Here’s a good plan for fixing CISPA. And CISPA needs to be *fixed*, not stopped. We have three alternatives right now:
Secure the Internet
Voluntarily pare back the Internet
Wait for the Internet to fall apart and/or become too dangerous to use anymore
Given the unpleasant side effects of options 2 and 3, option 1 is all that’s left. Otherwise, the Internet will become a weapon of mass destruction. Keeping a hacktivist group or rogue nation from shutting down all gas and electric power in New York City on the coldest day in January is CISPA’s goal.
Besides, the ideas for fixing CISPA make it better. Sanitizing the data that the companies share with the government by dropping all of the PII (personally identifiable information) not only protects consumers, it also protects the companies and the government. The effort and expense involved with safeguarding PII is anything but trivial. There will be some expense involved in building systems to filter the PII, but in the long run, it’s easier, safer, and less expensive.
Systems to sanitize data while allowing the bulk of the data to pass already exist, and the government already buys and uses those types of systems to pass data internally anyway. Those of you who’ve taken a security certification may recall the Bell-LaPadula model. This is a subset of the problem that Bell-LaPadula was designed to solve.
I also worked with a client that solved a problem similar to this with regular expressions and a dirty word list. Depending on the application, messages containing something from the dirty word list were dropped entirely, or the dirty words were dropped. It’s a crude approach, but for this application it worked, and it cost a good 90% less than implementing Bell-LaPadula.

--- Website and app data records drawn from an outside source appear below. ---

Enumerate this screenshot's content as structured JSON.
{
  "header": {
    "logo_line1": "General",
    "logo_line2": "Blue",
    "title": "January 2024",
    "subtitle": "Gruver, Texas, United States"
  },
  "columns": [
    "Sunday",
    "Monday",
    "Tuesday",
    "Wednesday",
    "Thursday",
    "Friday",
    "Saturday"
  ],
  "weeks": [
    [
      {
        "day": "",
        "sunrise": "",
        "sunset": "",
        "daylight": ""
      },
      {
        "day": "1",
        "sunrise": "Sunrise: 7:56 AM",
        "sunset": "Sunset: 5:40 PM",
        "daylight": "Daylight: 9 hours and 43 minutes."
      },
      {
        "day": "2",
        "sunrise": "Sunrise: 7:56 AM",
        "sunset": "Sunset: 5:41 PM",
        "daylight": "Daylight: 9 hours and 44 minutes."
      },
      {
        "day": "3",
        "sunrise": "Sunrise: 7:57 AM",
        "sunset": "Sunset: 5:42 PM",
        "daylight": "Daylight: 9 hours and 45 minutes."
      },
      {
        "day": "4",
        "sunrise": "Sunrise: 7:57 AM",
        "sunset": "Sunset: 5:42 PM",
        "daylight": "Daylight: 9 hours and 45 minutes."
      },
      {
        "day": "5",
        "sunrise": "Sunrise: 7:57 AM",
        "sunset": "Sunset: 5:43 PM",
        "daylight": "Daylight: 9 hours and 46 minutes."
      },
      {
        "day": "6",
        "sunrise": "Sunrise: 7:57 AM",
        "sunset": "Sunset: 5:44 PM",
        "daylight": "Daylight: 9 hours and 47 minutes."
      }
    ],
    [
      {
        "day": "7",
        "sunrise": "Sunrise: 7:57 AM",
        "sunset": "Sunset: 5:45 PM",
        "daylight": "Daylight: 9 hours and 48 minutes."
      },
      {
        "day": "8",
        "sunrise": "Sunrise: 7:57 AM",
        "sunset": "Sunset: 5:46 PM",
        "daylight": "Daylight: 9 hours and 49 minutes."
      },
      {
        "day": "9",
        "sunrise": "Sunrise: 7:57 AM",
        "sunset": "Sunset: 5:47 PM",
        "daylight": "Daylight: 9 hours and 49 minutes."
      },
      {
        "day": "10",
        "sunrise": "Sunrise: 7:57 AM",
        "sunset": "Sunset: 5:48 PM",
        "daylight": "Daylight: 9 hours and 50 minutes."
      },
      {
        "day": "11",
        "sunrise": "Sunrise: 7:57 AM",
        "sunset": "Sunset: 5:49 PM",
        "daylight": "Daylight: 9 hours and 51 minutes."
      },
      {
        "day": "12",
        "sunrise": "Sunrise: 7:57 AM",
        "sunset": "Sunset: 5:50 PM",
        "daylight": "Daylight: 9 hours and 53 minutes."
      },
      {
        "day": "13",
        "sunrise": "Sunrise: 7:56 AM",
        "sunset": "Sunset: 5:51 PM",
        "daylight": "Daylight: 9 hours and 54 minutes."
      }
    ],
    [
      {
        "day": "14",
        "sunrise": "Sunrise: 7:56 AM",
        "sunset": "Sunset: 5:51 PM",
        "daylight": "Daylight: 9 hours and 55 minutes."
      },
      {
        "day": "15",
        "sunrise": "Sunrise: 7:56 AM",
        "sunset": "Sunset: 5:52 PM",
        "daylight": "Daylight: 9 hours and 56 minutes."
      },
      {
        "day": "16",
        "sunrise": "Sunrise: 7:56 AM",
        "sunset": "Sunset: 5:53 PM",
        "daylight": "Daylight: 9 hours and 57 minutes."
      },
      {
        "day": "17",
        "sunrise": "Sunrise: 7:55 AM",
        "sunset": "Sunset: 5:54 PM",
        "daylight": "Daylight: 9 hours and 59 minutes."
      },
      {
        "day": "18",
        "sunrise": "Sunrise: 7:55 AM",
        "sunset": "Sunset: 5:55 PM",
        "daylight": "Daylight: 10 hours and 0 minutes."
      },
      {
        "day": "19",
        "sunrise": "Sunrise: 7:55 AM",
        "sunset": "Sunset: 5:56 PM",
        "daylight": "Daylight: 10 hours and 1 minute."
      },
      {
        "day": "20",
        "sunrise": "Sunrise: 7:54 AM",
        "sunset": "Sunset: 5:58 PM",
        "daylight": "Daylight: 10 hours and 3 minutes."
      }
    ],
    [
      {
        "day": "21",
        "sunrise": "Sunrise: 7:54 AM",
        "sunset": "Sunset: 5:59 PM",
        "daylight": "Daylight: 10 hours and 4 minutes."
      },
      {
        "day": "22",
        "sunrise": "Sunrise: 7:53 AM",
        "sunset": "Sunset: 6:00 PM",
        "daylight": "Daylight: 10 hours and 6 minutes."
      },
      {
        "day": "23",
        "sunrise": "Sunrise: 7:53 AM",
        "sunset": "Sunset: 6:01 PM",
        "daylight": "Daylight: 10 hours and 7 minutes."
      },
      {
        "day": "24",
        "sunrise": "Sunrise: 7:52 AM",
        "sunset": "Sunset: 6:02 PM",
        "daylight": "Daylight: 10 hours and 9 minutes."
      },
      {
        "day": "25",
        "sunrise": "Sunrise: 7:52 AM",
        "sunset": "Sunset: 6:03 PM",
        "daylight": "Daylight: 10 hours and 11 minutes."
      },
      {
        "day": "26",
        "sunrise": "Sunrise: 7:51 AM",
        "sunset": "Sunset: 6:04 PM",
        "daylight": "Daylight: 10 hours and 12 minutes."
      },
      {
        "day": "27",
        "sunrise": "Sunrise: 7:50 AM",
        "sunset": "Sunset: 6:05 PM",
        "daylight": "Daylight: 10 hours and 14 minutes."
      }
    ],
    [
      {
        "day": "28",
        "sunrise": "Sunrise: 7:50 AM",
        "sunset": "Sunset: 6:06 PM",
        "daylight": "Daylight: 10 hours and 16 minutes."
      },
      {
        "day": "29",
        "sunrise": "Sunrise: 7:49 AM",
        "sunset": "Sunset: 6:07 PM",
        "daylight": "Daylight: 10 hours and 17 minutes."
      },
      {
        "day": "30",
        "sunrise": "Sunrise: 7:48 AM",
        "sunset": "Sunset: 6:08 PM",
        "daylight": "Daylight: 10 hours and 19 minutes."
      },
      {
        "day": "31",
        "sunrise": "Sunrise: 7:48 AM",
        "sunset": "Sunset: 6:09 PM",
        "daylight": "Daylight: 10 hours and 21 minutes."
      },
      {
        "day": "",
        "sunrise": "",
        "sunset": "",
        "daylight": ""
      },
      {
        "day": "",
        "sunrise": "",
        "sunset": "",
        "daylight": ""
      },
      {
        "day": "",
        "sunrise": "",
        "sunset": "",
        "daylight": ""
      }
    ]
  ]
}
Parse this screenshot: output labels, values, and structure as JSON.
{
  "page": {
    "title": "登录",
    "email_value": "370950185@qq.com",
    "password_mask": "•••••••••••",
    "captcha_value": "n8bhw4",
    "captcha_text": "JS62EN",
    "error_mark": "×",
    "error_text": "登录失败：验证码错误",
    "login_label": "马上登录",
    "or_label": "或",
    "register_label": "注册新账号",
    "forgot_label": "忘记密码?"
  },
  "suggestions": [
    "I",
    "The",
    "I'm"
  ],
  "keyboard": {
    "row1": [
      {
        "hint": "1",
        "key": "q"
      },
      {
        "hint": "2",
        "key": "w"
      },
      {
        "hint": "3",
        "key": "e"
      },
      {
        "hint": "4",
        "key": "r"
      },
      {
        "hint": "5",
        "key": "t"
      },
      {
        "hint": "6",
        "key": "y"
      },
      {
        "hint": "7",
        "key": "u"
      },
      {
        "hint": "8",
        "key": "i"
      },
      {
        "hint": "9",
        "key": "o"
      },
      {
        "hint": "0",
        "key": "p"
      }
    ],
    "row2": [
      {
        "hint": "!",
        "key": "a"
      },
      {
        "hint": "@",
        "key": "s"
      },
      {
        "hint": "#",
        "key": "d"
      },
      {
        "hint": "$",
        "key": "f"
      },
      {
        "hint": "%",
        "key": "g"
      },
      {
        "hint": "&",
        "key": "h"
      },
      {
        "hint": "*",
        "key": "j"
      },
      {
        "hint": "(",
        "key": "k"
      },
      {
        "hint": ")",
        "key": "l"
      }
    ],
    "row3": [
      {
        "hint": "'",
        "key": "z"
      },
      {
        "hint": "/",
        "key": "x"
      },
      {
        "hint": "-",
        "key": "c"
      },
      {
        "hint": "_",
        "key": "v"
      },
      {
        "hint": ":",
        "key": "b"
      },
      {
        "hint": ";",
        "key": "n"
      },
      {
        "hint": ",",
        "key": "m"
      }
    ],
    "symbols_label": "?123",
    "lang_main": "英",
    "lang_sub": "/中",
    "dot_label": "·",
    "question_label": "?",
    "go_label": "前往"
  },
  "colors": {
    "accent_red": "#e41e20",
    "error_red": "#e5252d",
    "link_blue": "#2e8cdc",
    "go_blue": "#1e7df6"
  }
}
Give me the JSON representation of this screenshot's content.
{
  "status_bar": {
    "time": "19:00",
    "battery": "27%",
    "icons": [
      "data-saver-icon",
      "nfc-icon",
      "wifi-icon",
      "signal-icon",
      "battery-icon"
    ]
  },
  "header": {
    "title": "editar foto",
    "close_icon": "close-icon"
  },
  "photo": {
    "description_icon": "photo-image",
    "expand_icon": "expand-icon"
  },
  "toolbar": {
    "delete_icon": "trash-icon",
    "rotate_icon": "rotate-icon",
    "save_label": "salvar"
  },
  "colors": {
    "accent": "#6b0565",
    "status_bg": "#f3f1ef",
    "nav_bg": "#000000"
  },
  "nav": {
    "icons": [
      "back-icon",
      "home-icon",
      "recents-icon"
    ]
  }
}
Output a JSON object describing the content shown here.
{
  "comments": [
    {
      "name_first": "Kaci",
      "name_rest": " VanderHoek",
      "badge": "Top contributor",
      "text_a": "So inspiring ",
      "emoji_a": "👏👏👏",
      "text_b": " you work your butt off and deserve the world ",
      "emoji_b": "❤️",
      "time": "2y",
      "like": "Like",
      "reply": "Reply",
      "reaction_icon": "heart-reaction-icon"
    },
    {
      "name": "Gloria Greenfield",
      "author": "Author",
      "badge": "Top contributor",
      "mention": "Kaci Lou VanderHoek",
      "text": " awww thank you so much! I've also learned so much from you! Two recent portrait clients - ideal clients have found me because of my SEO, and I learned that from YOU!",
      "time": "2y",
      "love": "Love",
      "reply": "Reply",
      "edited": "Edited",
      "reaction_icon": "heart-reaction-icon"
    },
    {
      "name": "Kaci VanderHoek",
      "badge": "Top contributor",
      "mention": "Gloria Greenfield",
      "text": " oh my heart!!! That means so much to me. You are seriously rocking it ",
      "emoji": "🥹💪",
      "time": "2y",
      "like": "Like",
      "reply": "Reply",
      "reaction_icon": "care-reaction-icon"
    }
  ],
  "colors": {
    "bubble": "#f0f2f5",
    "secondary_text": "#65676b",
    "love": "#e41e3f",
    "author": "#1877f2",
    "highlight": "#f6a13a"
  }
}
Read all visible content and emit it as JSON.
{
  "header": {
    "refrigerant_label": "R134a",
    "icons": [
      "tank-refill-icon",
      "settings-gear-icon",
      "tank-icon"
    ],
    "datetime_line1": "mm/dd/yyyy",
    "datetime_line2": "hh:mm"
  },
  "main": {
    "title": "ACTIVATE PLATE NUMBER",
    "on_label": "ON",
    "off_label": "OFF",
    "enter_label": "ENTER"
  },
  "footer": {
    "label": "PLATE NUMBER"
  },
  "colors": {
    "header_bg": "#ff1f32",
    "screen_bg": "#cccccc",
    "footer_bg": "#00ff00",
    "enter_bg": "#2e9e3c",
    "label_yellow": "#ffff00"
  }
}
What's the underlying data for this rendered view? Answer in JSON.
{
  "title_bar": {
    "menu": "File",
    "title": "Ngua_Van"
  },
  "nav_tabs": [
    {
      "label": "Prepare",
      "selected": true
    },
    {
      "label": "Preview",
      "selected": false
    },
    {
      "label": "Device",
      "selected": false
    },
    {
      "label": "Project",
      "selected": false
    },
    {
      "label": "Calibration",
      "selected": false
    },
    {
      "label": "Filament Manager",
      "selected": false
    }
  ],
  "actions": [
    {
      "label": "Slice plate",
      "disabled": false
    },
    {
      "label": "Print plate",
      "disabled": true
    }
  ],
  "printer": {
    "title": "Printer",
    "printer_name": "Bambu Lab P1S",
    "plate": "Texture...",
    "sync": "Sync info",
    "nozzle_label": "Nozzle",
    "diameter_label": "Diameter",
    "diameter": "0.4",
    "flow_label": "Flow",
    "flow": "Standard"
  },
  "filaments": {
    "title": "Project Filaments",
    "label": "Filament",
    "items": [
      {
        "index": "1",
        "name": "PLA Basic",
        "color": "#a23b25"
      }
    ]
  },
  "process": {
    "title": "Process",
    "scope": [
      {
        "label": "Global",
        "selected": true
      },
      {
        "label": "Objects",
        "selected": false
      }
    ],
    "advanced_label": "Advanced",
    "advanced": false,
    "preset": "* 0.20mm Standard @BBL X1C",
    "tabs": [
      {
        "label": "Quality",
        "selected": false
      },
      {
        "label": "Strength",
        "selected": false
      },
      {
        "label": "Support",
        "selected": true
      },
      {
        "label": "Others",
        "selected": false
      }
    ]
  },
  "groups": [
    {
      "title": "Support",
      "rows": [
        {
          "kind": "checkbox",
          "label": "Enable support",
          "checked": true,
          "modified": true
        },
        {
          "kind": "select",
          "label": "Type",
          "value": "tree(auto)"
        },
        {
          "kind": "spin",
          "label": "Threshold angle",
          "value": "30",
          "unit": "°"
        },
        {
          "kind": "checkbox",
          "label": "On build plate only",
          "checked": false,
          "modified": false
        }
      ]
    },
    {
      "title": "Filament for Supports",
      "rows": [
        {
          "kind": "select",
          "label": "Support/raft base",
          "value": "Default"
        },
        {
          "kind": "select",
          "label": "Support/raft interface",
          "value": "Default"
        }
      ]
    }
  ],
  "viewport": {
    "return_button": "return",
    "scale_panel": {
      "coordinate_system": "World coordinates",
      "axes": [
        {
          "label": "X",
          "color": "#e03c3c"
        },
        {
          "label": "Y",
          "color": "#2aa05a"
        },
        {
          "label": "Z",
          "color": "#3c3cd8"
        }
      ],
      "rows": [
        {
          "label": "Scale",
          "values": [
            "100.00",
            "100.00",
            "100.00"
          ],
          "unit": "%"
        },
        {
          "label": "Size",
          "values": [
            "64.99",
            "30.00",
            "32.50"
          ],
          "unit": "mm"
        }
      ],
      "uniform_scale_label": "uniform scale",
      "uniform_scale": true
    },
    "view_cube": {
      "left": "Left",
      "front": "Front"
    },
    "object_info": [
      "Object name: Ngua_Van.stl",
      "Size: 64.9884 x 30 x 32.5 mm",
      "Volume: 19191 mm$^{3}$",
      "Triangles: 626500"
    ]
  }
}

David Farquhar is a computer security professional, entrepreneur, and author. He started his career as a part-time computer technician in 1994, worked his way up to system administrator by 1997, and has specialized in vulnerability management since 2013. He invests in real estate on the side and his hobbies include O gauge trains, baseball cards, and retro computers and video games. A University of Missouri graduate, he holds CISSP and Security+ certifications. He lives in St. Louis with his family.